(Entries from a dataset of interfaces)
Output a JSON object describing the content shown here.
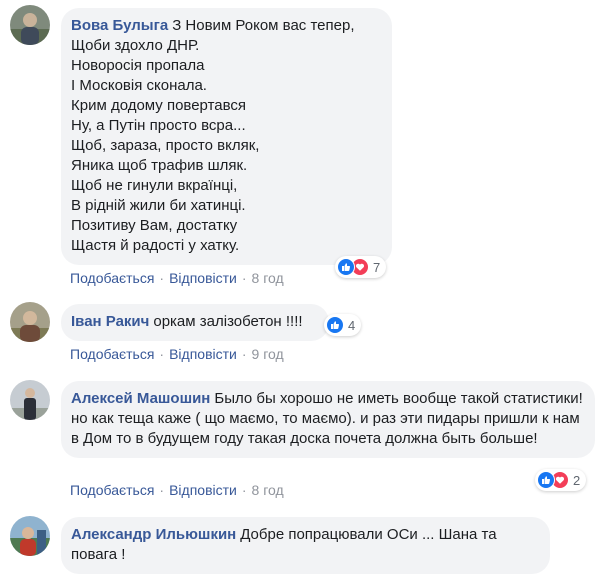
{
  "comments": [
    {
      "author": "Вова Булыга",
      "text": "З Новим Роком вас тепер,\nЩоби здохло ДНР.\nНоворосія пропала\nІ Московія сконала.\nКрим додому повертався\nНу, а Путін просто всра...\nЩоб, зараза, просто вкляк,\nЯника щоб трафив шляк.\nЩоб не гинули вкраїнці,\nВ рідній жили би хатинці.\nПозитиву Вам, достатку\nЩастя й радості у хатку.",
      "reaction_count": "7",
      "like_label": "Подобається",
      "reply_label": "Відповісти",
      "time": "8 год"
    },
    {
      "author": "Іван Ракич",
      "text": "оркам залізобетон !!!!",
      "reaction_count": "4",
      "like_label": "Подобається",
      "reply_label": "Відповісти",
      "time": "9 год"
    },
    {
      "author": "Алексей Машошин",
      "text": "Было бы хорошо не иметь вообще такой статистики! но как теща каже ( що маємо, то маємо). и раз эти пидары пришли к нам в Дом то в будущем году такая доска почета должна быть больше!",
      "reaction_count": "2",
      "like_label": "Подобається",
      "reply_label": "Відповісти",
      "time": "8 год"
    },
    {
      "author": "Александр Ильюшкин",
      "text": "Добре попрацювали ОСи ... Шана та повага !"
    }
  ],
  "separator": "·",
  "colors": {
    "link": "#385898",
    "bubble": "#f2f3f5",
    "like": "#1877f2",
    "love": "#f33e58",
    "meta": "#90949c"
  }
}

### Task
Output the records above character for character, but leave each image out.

### Response to the exercise
Output a JSON object describing the content shown here.
{
  "comments": [
    {
      "author": "Вова Булыга",
      "text": "З Новим Роком вас тепер,\nЩоби здохло ДНР.\nНоворосія пропала\nІ Московія сконала.\nКрим додому повертався\nНу, а Путін просто всра...\nЩоб, зараза, просто вкляк,\nЯника щоб трафив шляк.\nЩоб не гинули вкраїнці,\nВ рідній жили би хатинці.\nПозитиву Вам, достатку\nЩастя й радості у хатку.",
      "reaction_count": "7",
      "like_label": "Подобається",
      "reply_label": "Відповісти",
      "time": "8 год"
    },
    {
      "author": "Іван Ракич",
      "text": "оркам залізобетон !!!!",
      "reaction_count": "4",
      "like_label": "Подобається",
      "reply_label": "Відповісти",
      "time": "9 год"
    },
    {
      "author": "Алексей Машошин",
      "text": "Было бы хорошо не иметь вообще такой статистики! но как теща каже ( що маємо, то маємо). и раз эти пидары пришли к нам в Дом то в будущем году такая доска почета должна быть больше!",
      "reaction_count": "2",
      "like_label": "Подобається",
      "reply_label": "Відповісти",
      "time": "8 год"
    },
    {
      "author": "Александр Ильюшкин",
      "text": "Добре попрацювали ОСи ... Шана та повага !"
    }
  ],
  "separator": "·",
  "colors": {
    "link": "#385898",
    "bubble": "#f2f3f5",
    "like": "#1877f2",
    "love": "#f33e58",
    "meta": "#90949c"
  }
}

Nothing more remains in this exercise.